Liberty Alley

Bayeux’ memorial centre

If a single value is profoundly connected with Bayeux, it is that of freedom. It was the first town in France to be liberated on 7 June 1944, and General de Gaulle gave a famous speech here on 14 June. As a centre for the international press, Bayeux would see the rebirth of the first newspaper in liberated France.

In Bayeux today the name “Liberty Alley” connects the town’s places of memory where contemporary history is featured in the Memorial Museum of the Battle of Normandy, the largest of the British military cemeteries and the War Reporters’ Memorial garden.

The British cemetery of Bayeux

The British military cemetery of Bayeux
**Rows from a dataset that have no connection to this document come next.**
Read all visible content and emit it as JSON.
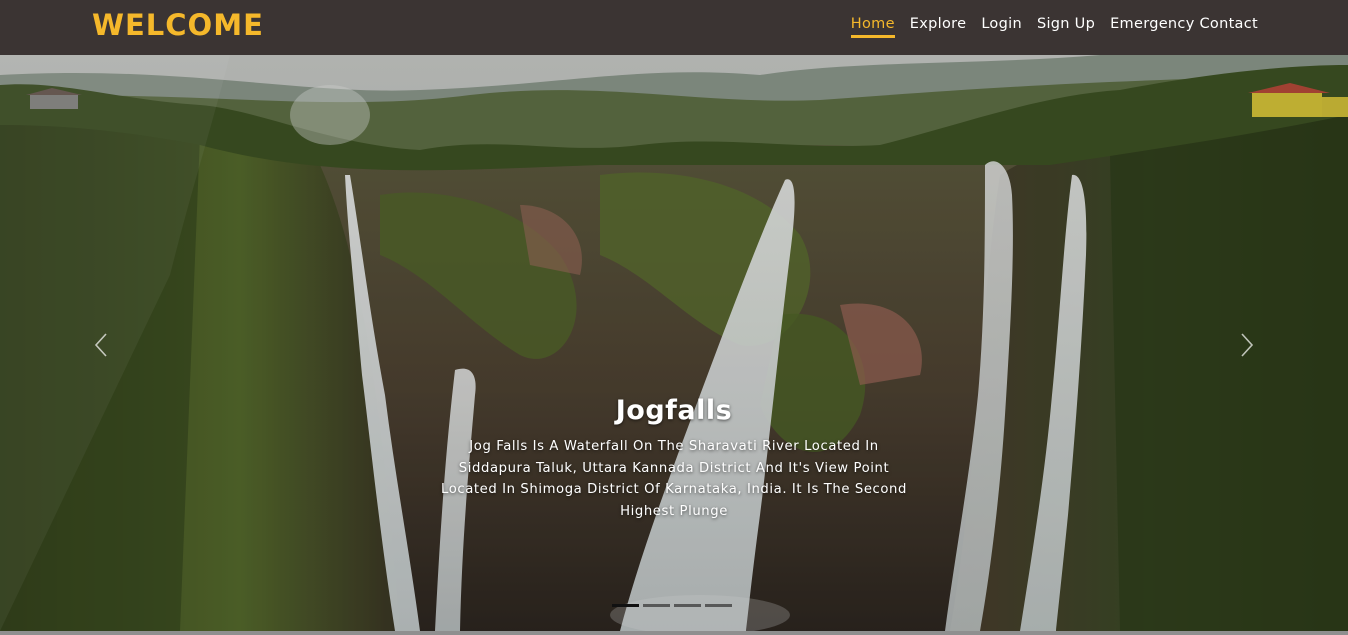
{
  "brand": {
    "title": "WELCOME"
  },
  "nav": {
    "items": [
      {
        "label": "Home",
        "active": true
      },
      {
        "label": "Explore",
        "active": false
      },
      {
        "label": "Login",
        "active": false
      },
      {
        "label": "Sign Up",
        "active": false
      },
      {
        "label": "Emergency Contact",
        "active": false
      }
    ]
  },
  "carousel": {
    "slide": {
      "title": "Jogfalls",
      "description": "Jog Falls Is A Waterfall On The Sharavati River Located In Siddapura Taluk, Uttara Kannada District And It's View Point Located In Shimoga District Of Karnataka, India. It Is The Second Highest Plunge",
      "image": "waterfall-cliff-photo"
    },
    "indicator_count": 4,
    "active_indicator": 1,
    "prev_icon": "chevron-left-icon",
    "next_icon": "chevron-right-icon"
  },
  "colors": {
    "navbar_bg": "#3b3433",
    "accent": "#f5b82b",
    "text": "#ffffff"
  }
}
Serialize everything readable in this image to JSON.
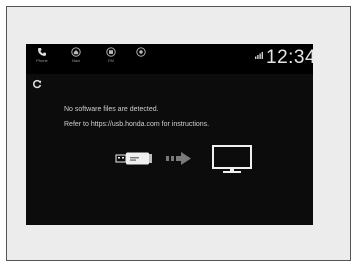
{
  "status_bar": {
    "items": [
      {
        "label": "Phone",
        "icon": "phone-icon"
      },
      {
        "label": "Navi",
        "icon": "home-icon"
      },
      {
        "label": "FM",
        "icon": "radio-icon"
      },
      {
        "label": "",
        "icon": "settings-icon"
      }
    ],
    "signal_icon": "signal-icon",
    "time": "12:34"
  },
  "toolbar": {
    "refresh_icon": "refresh-icon"
  },
  "message": {
    "line1": "No software files are detected.",
    "line2": "Refer to https://usb.honda.com for instructions."
  },
  "illustration": {
    "usb_icon": "usb-drive-icon",
    "arrow_icon": "arrow-right-icon",
    "display_icon": "display-icon"
  },
  "colors": {
    "screen_background": "#0c0c0c",
    "text": "#d0d0d0",
    "illustration": "#f0f0f0",
    "arrow": "#7a7a7a"
  }
}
A stone’s throw from the Memorial Museum of the Battle of Normandy on boulevard Fabien Ware, the British military cemetery is managed by the Commonwealth War Graves Commission. The site was assigned by France to the United Kingdom in perpetuity, and contains more than 4,600 gravestones. They show the name and rank of the soldier and the weaponry of his unit.  Sometimes the families have added personal epitaphs. At the foot of the graves a small floral garden invites contemplation.

The War Reporters’ Memorial garden

The War Reporters’ Memorial garden

This space, unique in Europe, pays tribute to the  journalists killed in the exercise of their profession since 1944. Each year during the Prix Bayeux for War Correspondents a new stone is unveiled, engraved with the names of the journalists who have most recently put their lives in peril to open a window on the world and its conflicts. This landscaped promenade, created in partnership with Reporters Without Borders, is marked by 27 white memorial stones naming over 2,000 journalists killed throughout the world.

Gateway to the D-Day Landing beaches